If you couldn’t post updates to Twitter or binge watch your favorite shows on Netflix last Friday, you weren’t alone – a massive distributed denial-of-service (DDoS) attack on Dyn, a domain name system (DNS) that essentially acts as an online phone operator, took out huge swaths of the Internet. Millions of people across the US reported difficulty or inability to access some of the most trafficked websites in the country.

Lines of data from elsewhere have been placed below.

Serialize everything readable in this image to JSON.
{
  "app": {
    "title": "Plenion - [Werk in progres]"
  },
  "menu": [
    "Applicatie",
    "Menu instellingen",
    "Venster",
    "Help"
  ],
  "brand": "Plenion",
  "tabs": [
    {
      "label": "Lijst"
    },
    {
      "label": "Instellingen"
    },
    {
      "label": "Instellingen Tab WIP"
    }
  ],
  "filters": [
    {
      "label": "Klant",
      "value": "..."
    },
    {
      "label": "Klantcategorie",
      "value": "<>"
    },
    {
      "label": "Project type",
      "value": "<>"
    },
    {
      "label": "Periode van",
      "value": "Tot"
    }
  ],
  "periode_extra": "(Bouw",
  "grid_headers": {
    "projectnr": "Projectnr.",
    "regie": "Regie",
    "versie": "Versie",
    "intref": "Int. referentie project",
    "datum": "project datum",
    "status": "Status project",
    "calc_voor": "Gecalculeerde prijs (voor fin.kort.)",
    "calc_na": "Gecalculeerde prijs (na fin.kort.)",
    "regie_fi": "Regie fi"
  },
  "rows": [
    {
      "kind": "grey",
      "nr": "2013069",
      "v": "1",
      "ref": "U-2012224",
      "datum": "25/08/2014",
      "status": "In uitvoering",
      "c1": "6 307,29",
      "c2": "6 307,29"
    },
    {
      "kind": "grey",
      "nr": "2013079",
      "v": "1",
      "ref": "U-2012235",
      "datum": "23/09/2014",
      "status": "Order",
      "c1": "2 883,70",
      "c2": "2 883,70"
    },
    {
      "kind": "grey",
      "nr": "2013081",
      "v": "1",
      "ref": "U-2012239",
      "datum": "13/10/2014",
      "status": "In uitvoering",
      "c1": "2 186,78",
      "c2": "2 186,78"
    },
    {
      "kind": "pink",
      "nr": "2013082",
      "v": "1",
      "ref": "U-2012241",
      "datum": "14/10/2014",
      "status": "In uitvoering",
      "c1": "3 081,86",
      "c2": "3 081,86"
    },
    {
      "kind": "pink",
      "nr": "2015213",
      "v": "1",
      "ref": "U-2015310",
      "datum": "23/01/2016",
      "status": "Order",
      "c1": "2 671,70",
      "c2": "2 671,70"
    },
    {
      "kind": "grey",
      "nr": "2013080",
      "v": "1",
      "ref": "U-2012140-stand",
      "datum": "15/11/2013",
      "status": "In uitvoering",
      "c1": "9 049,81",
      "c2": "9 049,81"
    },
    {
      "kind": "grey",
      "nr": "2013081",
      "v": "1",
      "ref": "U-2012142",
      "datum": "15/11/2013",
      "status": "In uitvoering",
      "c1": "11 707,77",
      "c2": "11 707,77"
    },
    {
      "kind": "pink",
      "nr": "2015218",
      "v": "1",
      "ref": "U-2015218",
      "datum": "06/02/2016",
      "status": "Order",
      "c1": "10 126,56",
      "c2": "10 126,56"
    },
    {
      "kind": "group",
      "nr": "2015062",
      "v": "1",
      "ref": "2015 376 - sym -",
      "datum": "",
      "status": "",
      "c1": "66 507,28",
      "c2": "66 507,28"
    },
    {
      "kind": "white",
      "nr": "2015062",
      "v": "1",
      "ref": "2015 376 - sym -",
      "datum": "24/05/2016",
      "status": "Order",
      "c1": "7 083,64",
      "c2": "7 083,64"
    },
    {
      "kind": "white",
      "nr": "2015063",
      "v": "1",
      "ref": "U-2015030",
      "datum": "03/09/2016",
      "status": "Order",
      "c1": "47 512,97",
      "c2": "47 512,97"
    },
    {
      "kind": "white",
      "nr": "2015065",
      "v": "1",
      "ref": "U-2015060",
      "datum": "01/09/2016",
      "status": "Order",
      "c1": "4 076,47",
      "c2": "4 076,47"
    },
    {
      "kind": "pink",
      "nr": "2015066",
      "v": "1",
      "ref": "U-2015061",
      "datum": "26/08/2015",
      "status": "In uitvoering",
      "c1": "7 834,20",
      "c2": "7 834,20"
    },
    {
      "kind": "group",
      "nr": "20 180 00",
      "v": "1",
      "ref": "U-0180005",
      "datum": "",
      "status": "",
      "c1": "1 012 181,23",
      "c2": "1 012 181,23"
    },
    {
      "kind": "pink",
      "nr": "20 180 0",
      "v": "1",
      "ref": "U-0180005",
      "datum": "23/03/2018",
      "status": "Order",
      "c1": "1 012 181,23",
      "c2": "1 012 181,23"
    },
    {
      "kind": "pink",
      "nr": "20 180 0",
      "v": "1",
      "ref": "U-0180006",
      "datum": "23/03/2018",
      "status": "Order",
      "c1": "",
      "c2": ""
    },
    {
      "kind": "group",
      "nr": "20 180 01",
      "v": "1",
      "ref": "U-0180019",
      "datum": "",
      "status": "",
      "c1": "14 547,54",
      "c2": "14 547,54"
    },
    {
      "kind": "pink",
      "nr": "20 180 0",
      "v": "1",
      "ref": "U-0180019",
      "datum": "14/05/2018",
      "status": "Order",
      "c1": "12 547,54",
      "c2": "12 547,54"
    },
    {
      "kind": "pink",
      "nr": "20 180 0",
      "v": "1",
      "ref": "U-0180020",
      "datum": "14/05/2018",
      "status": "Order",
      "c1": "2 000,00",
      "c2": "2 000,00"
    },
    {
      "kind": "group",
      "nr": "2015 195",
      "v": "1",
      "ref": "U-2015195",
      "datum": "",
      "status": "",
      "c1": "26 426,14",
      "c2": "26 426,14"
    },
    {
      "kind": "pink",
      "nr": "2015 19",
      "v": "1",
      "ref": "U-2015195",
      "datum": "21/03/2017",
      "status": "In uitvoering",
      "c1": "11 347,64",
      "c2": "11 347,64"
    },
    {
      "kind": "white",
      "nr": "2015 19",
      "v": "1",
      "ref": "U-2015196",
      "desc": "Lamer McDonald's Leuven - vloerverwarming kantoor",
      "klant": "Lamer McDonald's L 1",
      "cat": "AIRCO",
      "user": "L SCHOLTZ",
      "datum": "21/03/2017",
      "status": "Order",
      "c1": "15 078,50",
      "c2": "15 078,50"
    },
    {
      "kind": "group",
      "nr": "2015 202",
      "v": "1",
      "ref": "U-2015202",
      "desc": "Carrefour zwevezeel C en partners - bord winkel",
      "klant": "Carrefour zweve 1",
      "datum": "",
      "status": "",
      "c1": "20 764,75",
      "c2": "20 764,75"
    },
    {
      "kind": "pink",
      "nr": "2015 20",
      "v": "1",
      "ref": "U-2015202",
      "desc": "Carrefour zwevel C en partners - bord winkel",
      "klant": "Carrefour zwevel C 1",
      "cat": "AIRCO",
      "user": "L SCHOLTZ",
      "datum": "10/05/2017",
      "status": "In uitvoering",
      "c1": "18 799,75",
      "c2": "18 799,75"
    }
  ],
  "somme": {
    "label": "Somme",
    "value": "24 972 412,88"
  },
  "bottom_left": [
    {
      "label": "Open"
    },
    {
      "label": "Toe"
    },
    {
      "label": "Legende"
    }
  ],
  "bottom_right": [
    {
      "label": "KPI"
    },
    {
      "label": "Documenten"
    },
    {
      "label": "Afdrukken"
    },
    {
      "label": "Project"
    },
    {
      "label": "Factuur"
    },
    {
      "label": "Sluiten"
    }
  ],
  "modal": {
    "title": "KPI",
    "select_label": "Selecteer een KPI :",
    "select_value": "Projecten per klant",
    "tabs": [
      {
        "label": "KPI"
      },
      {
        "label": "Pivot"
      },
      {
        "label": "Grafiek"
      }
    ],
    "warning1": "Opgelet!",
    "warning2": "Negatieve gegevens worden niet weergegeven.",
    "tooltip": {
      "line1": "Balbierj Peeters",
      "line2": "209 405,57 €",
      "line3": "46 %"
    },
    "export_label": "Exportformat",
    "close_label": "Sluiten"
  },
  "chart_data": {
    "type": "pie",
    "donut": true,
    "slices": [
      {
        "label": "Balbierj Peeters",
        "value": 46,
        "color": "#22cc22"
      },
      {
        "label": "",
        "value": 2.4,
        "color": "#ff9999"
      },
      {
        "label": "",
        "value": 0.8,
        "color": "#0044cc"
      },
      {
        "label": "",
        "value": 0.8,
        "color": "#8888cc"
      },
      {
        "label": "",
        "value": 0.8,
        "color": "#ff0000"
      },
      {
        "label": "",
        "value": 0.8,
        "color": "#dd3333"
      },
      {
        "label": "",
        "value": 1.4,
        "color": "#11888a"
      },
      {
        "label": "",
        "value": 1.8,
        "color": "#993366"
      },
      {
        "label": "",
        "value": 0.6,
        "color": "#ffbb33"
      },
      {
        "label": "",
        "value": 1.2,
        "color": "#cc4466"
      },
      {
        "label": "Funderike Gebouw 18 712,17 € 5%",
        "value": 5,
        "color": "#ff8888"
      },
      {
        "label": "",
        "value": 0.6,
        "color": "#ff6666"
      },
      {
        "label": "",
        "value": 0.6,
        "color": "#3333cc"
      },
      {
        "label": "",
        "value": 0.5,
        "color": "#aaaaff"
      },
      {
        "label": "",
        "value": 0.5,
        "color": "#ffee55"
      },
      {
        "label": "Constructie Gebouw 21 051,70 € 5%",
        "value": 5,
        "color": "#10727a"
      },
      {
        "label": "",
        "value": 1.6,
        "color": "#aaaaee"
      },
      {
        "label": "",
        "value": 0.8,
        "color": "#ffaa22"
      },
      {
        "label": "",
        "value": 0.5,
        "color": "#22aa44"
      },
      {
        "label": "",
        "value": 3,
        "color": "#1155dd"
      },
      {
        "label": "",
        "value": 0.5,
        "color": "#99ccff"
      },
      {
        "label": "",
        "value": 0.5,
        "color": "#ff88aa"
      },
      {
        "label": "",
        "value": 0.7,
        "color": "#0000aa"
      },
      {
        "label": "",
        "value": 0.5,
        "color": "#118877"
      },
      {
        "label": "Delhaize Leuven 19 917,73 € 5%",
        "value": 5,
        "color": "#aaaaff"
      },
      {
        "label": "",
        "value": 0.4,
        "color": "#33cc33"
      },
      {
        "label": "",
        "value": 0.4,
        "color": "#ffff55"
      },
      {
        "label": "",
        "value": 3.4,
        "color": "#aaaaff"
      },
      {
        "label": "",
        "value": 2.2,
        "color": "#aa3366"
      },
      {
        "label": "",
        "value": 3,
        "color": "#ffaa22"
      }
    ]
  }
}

While this was largely just annoying for most of us, its implications are far more ominous. These attacks came simultaneously from tens of millions of IP addresses in three coordinated waves, suggesting that a sophisticated and coordinated organization was responsible. What’s even worse is that there is nothing currently stopping whoever was behind these attacks from doing it again. While not being able to access social media and video streaming services was merely inconvenient, imagine what might be possible if attackers like these targeted our infrastructure. What if they attacked the New York Stock Exchange (NYSE) or NASDAQ, interrupting our economic markets and even shutting them down? What if they took down our cellular communications? Amazon was largely affected by the attack; if they had targeted Lambda, the compute service powering many IoT technologies, or AWS, Amazon’s cloud services platform that hosts the code behind millions of applications, what permanent damage could they have inflicted? Perhaps even more chilling, what if these attacks are a precursor to something even more disastrous, distracting us from an imminent and more traditional act of war, such as an inbound warhead?
Analysts are now telling us that a large number of the attacking sources responsible for Friday’s DDoS attack were Internet of Things (IoT) devices. Simple cameras, DVRs, and other small Internet devices fired a rapid succession of requests to one of the most prestigious DNS providers in the country, bogging down their servers for several hours. Needless to say, the thought of IoT botnets running unchecked in this country is nothing short of terrifying.
If there were any doubts that we had entered the age of cyber warfare before these attacks, they are gone now. What’s worse, these attacks illustrate how completely unprepared we currently are for this new kind of warfare. Despite warnings from security technologists like Bruce Schneier and campaign promises to protect us from “the cyber,” the U.S. simply isn’t ready for these new kinds of attacks. The big question now is how do we fix that?
Expecting the federal government to produce solutions is hopeful at best and woefully naive at worst, though that isn’t to say that it can’t somehow play a part. Even if it can’t actually develop the technologies necessary to compete in this new battle arena, it can still fund innovative R&D that can be developed into the next generation of defense infrastructure.
This can be achieved through the Small Business Innovation Research (SBIR) program, a highly competitive research initiative through which domestic small businesses respond to federally specified R&D requirements with commercial applications. Awards are distributed in two phases, first for feasibility and proof of concept of the product, and then for further development and commercialization. Small businesses that receive SBIR awards are granted non-dilutive funding from participating federal agencies, priming them for further investments and the potential for acquisition or licensing.
To date, the SBIR program has funded over 70 cyber security technologies and products developed by US-based small businesses and companies, weighing in at almost $40 million in total funding from the United States Air Force (USAF), the National Science Foundation (NSF), and the Department of Homeland Security (DHS), among others. Some of these successful firms include Intelligent Automation, Inc. ($4,673,840 in total funding), Metronome Software LLC ($1,124,307 in total funding), and AFCO Systems ($849,607 in total funding).
Despite these successes, fewer cyber security-related SBIR grants have been awarded in recent years. From 2008 to 2014, the total amount of SBIR award funding for cyber security had been increasing on average, peaking at just under $8,000,000. That amount has sharply declined in the last 2 years, dropping now below $3 million so far in 2016.
This fall in SBIR cyber security funding shows an alarming trend, especially in light of recent cyber-attacks that are likely to become more common and more severe. Now, more than ever, we need to develop solutions to cyber threats. Nimble small businesses that can quickly develop new technologies may hold the solution to these threats and prepare the US for a new age when wars are no longer fought on land or sea, but online. If the true potential of IoT technologies is to be realized, innovative approaches to cybers ecurity must be implemented, both for the sake of future technologies as well as our national defense.
Robby Schlesinger is a marketing executive at InterKn.